:: Exercise brief ::
The answer must be the full set of records, repeated exactly.

:: Available records ::
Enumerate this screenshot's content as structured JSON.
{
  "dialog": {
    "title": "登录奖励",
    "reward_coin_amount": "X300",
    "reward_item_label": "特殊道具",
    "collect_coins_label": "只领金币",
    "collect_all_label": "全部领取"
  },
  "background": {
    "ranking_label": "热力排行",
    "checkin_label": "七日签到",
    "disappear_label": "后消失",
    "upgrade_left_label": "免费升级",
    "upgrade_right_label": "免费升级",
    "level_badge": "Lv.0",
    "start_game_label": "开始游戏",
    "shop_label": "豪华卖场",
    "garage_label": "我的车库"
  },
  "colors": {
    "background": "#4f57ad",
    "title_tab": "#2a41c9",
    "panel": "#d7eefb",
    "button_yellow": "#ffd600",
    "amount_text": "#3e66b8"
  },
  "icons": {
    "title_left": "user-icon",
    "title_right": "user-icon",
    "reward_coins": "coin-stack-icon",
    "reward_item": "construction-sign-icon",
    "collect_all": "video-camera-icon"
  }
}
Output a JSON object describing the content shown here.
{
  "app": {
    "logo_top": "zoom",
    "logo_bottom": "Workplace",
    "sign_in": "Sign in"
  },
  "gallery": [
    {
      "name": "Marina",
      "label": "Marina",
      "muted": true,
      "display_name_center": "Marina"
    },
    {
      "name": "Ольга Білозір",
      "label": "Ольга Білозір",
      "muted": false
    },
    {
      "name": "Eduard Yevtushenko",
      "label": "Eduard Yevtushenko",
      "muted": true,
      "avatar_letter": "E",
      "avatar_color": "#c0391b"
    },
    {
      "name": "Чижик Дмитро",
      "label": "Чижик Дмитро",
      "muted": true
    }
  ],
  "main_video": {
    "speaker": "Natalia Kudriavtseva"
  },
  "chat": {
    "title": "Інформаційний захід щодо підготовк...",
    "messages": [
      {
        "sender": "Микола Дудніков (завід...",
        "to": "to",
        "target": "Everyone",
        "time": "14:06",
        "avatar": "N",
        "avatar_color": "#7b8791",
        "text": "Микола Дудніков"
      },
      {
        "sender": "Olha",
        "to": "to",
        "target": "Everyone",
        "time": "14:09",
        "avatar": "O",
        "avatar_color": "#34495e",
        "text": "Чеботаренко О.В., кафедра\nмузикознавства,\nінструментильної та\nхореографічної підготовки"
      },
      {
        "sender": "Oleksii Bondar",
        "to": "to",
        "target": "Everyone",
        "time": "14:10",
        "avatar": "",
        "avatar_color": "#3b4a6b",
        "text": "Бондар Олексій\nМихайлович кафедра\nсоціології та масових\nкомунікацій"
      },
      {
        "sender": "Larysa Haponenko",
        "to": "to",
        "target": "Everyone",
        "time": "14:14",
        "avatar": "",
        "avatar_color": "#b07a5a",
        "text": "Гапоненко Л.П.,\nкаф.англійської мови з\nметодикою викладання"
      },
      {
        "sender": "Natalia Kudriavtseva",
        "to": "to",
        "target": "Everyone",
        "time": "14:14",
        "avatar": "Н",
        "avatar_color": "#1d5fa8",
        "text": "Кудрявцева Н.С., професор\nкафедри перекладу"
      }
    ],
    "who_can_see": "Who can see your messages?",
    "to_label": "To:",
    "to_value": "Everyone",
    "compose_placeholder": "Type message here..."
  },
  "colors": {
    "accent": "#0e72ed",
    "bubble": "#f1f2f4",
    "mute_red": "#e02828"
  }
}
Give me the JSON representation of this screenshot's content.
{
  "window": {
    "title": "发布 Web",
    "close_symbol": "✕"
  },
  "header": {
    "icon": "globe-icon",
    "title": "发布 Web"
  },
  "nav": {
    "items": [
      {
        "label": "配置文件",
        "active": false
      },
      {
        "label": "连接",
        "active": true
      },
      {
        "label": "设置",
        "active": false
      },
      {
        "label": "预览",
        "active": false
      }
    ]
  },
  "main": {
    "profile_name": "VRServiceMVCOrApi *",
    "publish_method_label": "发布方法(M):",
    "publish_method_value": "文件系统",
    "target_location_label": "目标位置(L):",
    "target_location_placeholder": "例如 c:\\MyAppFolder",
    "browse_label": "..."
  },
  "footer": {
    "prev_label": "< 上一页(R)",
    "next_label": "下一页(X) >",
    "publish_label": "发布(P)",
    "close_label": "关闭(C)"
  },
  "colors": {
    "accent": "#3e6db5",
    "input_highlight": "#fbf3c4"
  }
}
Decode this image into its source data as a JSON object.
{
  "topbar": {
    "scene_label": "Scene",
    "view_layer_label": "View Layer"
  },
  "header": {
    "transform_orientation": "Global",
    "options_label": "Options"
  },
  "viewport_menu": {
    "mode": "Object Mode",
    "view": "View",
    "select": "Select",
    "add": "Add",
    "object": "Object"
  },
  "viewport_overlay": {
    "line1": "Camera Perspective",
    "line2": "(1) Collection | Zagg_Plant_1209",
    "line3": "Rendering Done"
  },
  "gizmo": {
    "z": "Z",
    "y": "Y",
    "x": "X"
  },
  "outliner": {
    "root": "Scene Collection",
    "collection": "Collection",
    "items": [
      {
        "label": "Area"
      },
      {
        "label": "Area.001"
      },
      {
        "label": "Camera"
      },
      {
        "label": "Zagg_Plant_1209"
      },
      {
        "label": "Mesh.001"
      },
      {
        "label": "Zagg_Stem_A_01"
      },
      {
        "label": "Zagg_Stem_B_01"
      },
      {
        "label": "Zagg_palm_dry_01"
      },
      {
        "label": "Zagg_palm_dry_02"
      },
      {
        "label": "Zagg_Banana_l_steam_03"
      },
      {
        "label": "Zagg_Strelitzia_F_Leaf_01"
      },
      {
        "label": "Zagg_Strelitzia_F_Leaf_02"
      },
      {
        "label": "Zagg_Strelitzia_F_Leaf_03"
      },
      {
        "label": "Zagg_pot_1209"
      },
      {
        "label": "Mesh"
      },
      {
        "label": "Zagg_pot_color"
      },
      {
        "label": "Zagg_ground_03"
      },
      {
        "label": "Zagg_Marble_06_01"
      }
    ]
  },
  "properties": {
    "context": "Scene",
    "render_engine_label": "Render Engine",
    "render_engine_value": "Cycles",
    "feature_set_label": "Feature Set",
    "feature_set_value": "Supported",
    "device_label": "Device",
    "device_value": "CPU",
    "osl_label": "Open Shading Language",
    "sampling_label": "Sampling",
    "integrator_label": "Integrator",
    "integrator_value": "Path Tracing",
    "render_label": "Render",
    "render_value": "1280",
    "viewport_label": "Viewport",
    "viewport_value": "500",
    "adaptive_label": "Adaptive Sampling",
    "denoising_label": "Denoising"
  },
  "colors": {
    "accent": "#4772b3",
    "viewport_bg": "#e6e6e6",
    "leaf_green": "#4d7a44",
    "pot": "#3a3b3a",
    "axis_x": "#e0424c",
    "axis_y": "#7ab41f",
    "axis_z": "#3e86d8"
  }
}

:: Answer box ::
Enumerate this screenshot's content as structured JSON.
{
  "dialog": {
    "title": "登录奖励",
    "reward_coin_amount": "X300",
    "reward_item_label": "特殊道具",
    "collect_coins_label": "只领金币",
    "collect_all_label": "全部领取"
  },
  "background": {
    "ranking_label": "热力排行",
    "checkin_label": "七日签到",
    "disappear_label": "后消失",
    "upgrade_left_label": "免费升级",
    "upgrade_right_label": "免费升级",
    "level_badge": "Lv.0",
    "start_game_label": "开始游戏",
    "shop_label": "豪华卖场",
    "garage_label": "我的车库"
  },
  "colors": {
    "background": "#4f57ad",
    "title_tab": "#2a41c9",
    "panel": "#d7eefb",
    "button_yellow": "#ffd600",
    "amount_text": "#3e66b8"
  },
  "icons": {
    "title_left": "user-icon",
    "title_right": "user-icon",
    "reward_coins": "coin-stack-icon",
    "reward_item": "construction-sign-icon",
    "collect_all": "video-camera-icon"
  }
}
Output a JSON object describing the content shown here.
{
  "app": {
    "logo_top": "zoom",
    "logo_bottom": "Workplace",
    "sign_in": "Sign in"
  },
  "gallery": [
    {
      "name": "Marina",
      "label": "Marina",
      "muted": true,
      "display_name_center": "Marina"
    },
    {
      "name": "Ольга Білозір",
      "label": "Ольга Білозір",
      "muted": false
    },
    {
      "name": "Eduard Yevtushenko",
      "label": "Eduard Yevtushenko",
      "muted": true,
      "avatar_letter": "E",
      "avatar_color": "#c0391b"
    },
    {
      "name": "Чижик Дмитро",
      "label": "Чижик Дмитро",
      "muted": true
    }
  ],
  "main_video": {
    "speaker": "Natalia Kudriavtseva"
  },
  "chat": {
    "title": "Інформаційний захід щодо підготовк...",
    "messages": [
      {
        "sender": "Микола Дудніков (завід...",
        "to": "to",
        "target": "Everyone",
        "time": "14:06",
        "avatar": "N",
        "avatar_color": "#7b8791",
        "text": "Микола Дудніков"
      },
      {
        "sender": "Olha",
        "to": "to",
        "target": "Everyone",
        "time": "14:09",
        "avatar": "O",
        "avatar_color": "#34495e",
        "text": "Чеботаренко О.В., кафедра\nмузикознавства,\nінструментильної та\nхореографічної підготовки"
      },
      {
        "sender": "Oleksii Bondar",
        "to": "to",
        "target": "Everyone",
        "time": "14:10",
        "avatar": "",
        "avatar_color": "#3b4a6b",
        "text": "Бондар Олексій\nМихайлович кафедра\nсоціології та масових\nкомунікацій"
      },
      {
        "sender": "Larysa Haponenko",
        "to": "to",
        "target": "Everyone",
        "time": "14:14",
        "avatar": "",
        "avatar_color": "#b07a5a",
        "text": "Гапоненко Л.П.,\nкаф.англійської мови з\nметодикою викладання"
      },
      {
        "sender": "Natalia Kudriavtseva",
        "to": "to",
        "target": "Everyone",
        "time": "14:14",
        "avatar": "Н",
        "avatar_color": "#1d5fa8",
        "text": "Кудрявцева Н.С., професор\nкафедри перекладу"
      }
    ],
    "who_can_see": "Who can see your messages?",
    "to_label": "To:",
    "to_value": "Everyone",
    "compose_placeholder": "Type message here..."
  },
  "colors": {
    "accent": "#0e72ed",
    "bubble": "#f1f2f4",
    "mute_red": "#e02828"
  }
}
Give me the JSON representation of this screenshot's content.
{
  "window": {
    "title": "发布 Web",
    "close_symbol": "✕"
  },
  "header": {
    "icon": "globe-icon",
    "title": "发布 Web"
  },
  "nav": {
    "items": [
      {
        "label": "配置文件",
        "active": false
      },
      {
        "label": "连接",
        "active": true
      },
      {
        "label": "设置",
        "active": false
      },
      {
        "label": "预览",
        "active": false
      }
    ]
  },
  "main": {
    "profile_name": "VRServiceMVCOrApi *",
    "publish_method_label": "发布方法(M):",
    "publish_method_value": "文件系统",
    "target_location_label": "目标位置(L):",
    "target_location_placeholder": "例如 c:\\MyAppFolder",
    "browse_label": "..."
  },
  "footer": {
    "prev_label": "< 上一页(R)",
    "next_label": "下一页(X) >",
    "publish_label": "发布(P)",
    "close_label": "关闭(C)"
  },
  "colors": {
    "accent": "#3e6db5",
    "input_highlight": "#fbf3c4"
  }
}
Decode this image into its source data as a JSON object.
{
  "topbar": {
    "scene_label": "Scene",
    "view_layer_label": "View Layer"
  },
  "header": {
    "transform_orientation": "Global",
    "options_label": "Options"
  },
  "viewport_menu": {
    "mode": "Object Mode",
    "view": "View",
    "select": "Select",
    "add": "Add",
    "object": "Object"
  },
  "viewport_overlay": {
    "line1": "Camera Perspective",
    "line2": "(1) Collection | Zagg_Plant_1209",
    "line3": "Rendering Done"
  },
  "gizmo": {
    "z": "Z",
    "y": "Y",
    "x": "X"
  },
  "outliner": {
    "root": "Scene Collection",
    "collection": "Collection",
    "items": [
      {
        "label": "Area"
      },
      {
        "label": "Area.001"
      },
      {
        "label": "Camera"
      },
      {
        "label": "Zagg_Plant_1209"
      },
      {
        "label": "Mesh.001"
      },
      {
        "label": "Zagg_Stem_A_01"
      },
      {
        "label": "Zagg_Stem_B_01"
      },
      {
        "label": "Zagg_palm_dry_01"
      },
      {
        "label": "Zagg_palm_dry_02"
      },
      {
        "label": "Zagg_Banana_l_steam_03"
      },
      {
        "label": "Zagg_Strelitzia_F_Leaf_01"
      },
      {
        "label": "Zagg_Strelitzia_F_Leaf_02"
      },
      {
        "label": "Zagg_Strelitzia_F_Leaf_03"
      },
      {
        "label": "Zagg_pot_1209"
      },
      {
        "label": "Mesh"
      },
      {
        "label": "Zagg_pot_color"
      },
      {
        "label": "Zagg_ground_03"
      },
      {
        "label": "Zagg_Marble_06_01"
      }
    ]
  },
  "properties": {
    "context": "Scene",
    "render_engine_label": "Render Engine",
    "render_engine_value": "Cycles",
    "feature_set_label": "Feature Set",
    "feature_set_value": "Supported",
    "device_label": "Device",
    "device_value": "CPU",
    "osl_label": "Open Shading Language",
    "sampling_label": "Sampling",
    "integrator_label": "Integrator",
    "integrator_value": "Path Tracing",
    "render_label": "Render",
    "render_value": "1280",
    "viewport_label": "Viewport",
    "viewport_value": "500",
    "adaptive_label": "Adaptive Sampling",
    "denoising_label": "Denoising"
  },
  "colors": {
    "accent": "#4772b3",
    "viewport_bg": "#e6e6e6",
    "leaf_green": "#4d7a44",
    "pot": "#3a3b3a",
    "axis_x": "#e0424c",
    "axis_y": "#7ab41f",
    "axis_z": "#3e86d8"
  }
}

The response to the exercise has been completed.